Did you know that out of the 45% of Americans who actually make New Year’s resolutions, only 8% find themselves successful in achieving their goals? How can such a large amount of people who start off so fervent in their new declarations lose their determination to see their decisions through?
I believe it has more to do with the mindset than with the statement. The right mindset matters when setbacks are experienced, when the inevitable failure happens, and when victory takes longer than expected. Having the right mindset means you don’t just deal with these negatives, you expect and make the most of them!
A mother of one of my students told me once how she witnessed her daughter struggling through a challenging math problem at home. As she tried to calm her instinctual motherly nature to swoop in and rescue her daughter from possible failure, she was shocked to see not one ounce of discouragement on her daughter’s face. Instead, she watched as her daughter smiled and reminded herself that challenges help her grow and making mistakes is part of the process. She welcomed the chance to struggle, because it meant more to her than immediately reaching the correct answer.
How many of us can honestly admit that we’ve given up on our commitment to our resolutions when we are faced with difficulties? I know I have!
I can’t ask my students to consistently push themselves beyond their limits without also reassuring them of the safety of a growth mindset.
This attitude requires them to take risks, learn from mistakes, ask for help, and value the rugged demands of learning.
Over the next few weeks, I’m going to post concrete ways that you can create a growth minded classroom, including:
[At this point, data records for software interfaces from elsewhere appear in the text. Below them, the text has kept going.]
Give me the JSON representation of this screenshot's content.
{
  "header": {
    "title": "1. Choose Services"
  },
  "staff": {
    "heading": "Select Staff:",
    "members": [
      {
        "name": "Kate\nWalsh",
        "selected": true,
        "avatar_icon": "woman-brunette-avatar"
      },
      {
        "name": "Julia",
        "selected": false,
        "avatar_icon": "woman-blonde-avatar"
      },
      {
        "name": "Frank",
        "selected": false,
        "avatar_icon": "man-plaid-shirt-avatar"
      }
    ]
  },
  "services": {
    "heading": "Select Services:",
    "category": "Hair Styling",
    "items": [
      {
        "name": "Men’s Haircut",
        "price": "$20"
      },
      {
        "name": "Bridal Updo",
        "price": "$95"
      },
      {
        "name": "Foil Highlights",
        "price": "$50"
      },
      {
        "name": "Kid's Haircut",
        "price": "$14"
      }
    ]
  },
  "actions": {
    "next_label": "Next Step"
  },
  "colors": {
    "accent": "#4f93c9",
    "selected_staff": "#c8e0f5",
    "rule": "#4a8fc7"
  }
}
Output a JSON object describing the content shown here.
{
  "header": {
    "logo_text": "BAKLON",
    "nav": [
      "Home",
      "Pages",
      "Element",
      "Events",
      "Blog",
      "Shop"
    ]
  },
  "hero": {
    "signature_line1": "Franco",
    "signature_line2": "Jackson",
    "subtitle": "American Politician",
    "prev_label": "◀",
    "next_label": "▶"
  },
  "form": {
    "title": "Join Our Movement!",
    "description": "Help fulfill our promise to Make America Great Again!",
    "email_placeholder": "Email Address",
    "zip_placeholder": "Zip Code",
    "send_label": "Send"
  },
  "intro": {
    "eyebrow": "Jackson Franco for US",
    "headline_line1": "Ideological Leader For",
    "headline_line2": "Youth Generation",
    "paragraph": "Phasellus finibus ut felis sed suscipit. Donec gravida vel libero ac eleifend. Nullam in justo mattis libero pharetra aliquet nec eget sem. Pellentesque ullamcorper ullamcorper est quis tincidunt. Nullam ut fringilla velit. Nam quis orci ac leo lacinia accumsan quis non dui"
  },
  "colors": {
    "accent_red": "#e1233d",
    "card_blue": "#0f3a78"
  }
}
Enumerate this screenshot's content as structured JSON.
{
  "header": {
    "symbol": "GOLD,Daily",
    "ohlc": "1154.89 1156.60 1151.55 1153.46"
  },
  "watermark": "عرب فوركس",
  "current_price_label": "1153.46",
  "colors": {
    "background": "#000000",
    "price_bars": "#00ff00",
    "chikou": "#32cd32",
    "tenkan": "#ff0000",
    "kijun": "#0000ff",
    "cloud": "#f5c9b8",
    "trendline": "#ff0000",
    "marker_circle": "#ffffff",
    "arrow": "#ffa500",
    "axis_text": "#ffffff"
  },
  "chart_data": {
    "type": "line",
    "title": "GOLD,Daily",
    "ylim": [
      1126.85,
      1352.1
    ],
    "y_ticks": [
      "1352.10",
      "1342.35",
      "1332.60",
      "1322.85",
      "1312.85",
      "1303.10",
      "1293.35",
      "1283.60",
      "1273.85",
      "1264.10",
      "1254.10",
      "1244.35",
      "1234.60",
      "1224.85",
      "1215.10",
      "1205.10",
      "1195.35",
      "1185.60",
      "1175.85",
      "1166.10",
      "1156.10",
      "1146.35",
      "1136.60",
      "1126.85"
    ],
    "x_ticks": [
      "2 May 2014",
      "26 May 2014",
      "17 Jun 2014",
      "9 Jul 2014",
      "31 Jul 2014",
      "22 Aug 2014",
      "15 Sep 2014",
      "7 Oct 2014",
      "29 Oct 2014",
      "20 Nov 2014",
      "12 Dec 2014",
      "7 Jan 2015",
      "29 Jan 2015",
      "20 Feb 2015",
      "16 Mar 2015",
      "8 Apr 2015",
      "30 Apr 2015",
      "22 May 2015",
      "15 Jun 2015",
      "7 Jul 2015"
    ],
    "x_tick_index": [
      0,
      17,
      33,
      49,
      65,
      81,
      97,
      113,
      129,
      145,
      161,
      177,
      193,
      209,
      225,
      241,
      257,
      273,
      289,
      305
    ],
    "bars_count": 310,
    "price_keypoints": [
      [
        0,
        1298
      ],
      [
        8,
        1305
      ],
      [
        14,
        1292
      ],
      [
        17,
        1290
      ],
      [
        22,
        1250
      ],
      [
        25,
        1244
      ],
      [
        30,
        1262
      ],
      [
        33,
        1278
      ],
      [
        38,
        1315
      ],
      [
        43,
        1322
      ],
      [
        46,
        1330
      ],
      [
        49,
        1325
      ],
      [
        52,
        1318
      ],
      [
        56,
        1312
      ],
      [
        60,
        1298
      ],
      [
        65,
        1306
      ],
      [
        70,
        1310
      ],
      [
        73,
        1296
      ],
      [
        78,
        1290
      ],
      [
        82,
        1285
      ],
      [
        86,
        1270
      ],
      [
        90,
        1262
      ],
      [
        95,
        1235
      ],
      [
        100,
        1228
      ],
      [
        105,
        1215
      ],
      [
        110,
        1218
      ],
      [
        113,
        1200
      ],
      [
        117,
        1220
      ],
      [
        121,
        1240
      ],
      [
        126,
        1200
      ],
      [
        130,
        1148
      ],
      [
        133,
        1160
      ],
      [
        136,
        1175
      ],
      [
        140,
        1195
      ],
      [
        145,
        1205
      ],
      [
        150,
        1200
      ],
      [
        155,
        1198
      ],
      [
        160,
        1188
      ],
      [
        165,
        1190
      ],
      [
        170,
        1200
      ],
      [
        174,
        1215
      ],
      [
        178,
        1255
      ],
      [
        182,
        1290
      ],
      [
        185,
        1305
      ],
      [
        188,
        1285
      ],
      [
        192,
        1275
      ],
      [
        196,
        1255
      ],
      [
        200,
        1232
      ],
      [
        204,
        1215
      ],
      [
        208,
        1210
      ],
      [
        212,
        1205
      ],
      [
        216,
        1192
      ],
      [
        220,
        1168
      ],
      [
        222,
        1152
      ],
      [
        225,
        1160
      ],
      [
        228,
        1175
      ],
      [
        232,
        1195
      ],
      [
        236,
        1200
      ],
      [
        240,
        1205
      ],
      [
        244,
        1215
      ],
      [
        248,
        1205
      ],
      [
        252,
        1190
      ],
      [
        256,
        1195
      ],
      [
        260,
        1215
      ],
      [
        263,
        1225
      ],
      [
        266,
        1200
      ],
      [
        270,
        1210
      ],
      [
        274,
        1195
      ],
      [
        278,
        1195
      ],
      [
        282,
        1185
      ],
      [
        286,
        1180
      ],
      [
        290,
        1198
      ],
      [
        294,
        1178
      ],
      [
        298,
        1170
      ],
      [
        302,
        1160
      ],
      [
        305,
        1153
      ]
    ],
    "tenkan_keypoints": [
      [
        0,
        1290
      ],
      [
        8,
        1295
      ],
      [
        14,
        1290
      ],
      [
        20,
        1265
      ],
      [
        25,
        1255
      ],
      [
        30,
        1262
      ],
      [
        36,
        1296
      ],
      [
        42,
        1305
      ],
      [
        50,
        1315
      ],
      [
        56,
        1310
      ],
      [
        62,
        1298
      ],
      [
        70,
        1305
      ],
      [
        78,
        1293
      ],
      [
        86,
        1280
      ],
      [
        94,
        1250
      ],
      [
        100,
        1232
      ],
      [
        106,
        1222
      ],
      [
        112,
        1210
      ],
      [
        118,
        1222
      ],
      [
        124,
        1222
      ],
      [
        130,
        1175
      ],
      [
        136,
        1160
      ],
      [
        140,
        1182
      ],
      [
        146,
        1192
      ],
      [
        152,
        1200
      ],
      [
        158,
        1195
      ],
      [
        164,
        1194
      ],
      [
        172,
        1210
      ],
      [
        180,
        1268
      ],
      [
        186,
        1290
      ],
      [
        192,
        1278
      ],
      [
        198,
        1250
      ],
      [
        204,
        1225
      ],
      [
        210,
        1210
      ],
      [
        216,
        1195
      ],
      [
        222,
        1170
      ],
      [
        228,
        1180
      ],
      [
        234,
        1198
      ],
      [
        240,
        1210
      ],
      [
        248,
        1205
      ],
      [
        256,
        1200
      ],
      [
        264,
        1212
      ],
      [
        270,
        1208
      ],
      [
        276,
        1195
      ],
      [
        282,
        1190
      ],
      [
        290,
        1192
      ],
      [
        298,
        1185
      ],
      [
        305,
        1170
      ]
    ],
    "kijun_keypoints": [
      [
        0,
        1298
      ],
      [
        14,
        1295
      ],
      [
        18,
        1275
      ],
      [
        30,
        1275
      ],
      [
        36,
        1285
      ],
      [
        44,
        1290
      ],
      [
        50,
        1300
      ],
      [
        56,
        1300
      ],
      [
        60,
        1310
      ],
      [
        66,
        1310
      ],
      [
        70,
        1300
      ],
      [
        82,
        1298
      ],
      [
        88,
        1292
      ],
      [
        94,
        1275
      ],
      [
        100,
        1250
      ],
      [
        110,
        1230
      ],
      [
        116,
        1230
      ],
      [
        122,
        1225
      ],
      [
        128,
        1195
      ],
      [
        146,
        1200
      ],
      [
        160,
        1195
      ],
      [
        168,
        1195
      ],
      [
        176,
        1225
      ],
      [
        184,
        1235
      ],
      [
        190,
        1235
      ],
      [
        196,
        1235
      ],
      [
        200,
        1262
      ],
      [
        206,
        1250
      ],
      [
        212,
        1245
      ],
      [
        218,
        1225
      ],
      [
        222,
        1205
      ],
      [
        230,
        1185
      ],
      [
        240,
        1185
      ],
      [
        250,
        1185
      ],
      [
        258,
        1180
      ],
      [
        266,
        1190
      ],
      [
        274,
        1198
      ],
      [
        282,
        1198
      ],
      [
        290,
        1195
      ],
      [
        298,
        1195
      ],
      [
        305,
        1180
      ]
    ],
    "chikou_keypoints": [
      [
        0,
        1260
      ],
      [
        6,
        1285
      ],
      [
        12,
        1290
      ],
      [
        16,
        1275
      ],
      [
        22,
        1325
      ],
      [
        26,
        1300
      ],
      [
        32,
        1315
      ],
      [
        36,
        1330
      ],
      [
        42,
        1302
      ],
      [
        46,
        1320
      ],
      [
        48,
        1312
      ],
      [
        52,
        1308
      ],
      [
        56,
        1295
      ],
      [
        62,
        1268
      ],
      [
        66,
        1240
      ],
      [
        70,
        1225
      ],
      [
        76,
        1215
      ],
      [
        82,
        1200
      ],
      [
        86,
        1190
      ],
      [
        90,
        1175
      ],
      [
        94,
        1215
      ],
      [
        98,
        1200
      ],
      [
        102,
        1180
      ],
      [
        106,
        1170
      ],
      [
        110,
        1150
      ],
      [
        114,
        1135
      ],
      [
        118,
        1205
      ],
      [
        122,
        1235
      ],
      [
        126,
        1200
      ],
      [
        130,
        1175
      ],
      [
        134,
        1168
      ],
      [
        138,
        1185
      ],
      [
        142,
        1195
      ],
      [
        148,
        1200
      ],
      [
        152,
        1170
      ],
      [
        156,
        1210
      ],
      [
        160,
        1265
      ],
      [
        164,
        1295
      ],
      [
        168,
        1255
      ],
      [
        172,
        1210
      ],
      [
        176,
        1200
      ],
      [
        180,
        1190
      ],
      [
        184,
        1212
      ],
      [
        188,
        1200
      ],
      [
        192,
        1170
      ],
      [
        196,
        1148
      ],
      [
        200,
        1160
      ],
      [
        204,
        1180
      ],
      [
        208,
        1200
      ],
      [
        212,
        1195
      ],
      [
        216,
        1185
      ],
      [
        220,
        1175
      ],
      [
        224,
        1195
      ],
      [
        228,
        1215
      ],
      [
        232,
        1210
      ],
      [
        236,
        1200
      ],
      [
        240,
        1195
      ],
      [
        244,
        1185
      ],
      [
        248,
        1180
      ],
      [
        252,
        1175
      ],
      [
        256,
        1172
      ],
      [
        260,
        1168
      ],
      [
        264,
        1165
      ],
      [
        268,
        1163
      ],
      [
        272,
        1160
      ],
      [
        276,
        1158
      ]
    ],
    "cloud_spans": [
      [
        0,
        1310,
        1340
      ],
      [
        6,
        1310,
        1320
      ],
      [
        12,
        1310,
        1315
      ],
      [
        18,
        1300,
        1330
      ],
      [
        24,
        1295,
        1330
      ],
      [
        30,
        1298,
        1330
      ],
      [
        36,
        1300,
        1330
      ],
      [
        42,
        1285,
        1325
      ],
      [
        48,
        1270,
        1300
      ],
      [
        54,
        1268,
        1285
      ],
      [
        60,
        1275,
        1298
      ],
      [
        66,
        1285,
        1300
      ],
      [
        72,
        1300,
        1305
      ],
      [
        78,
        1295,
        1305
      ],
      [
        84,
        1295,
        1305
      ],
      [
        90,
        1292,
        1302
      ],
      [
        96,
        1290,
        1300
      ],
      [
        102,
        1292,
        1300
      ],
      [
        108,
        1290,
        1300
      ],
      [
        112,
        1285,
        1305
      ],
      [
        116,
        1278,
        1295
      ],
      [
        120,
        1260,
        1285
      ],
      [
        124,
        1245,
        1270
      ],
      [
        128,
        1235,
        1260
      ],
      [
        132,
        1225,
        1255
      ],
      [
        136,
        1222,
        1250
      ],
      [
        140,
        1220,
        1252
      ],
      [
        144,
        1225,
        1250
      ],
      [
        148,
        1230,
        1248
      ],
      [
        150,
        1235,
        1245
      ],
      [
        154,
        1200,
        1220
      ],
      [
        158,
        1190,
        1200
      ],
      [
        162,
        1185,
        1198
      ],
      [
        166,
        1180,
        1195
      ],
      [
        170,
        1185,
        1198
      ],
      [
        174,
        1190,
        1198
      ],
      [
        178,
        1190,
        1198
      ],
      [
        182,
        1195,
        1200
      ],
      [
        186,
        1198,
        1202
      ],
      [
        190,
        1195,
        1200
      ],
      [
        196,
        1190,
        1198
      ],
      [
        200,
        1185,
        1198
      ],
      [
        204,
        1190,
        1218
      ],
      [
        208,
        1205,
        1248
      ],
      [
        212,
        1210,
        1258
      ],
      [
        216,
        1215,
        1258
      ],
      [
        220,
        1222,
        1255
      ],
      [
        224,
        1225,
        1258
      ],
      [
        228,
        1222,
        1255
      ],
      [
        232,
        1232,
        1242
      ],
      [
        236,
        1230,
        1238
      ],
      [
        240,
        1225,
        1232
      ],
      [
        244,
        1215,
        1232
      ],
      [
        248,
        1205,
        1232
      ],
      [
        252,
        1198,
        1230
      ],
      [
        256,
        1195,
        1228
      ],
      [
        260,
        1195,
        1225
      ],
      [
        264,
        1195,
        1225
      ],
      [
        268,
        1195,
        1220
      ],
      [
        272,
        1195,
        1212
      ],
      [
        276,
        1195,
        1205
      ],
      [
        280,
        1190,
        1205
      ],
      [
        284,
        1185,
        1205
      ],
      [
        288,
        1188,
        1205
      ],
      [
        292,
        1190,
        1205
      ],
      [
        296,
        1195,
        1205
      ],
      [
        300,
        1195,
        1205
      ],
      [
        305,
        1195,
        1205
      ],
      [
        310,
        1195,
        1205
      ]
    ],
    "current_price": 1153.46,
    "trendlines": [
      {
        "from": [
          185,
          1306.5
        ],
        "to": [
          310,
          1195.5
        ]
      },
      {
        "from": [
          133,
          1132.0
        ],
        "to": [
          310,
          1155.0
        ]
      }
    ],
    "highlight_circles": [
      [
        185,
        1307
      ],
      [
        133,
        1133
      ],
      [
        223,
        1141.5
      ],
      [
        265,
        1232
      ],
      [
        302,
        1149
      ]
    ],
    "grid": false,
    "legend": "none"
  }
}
You can get your classroom resolutions on the right track by joining me and teachers around the country in a resolution-focused Twitter chat: #FLMakeItCount on Thursday, January 5th at 7:00 PM, EST.
I hope to chat with you soon!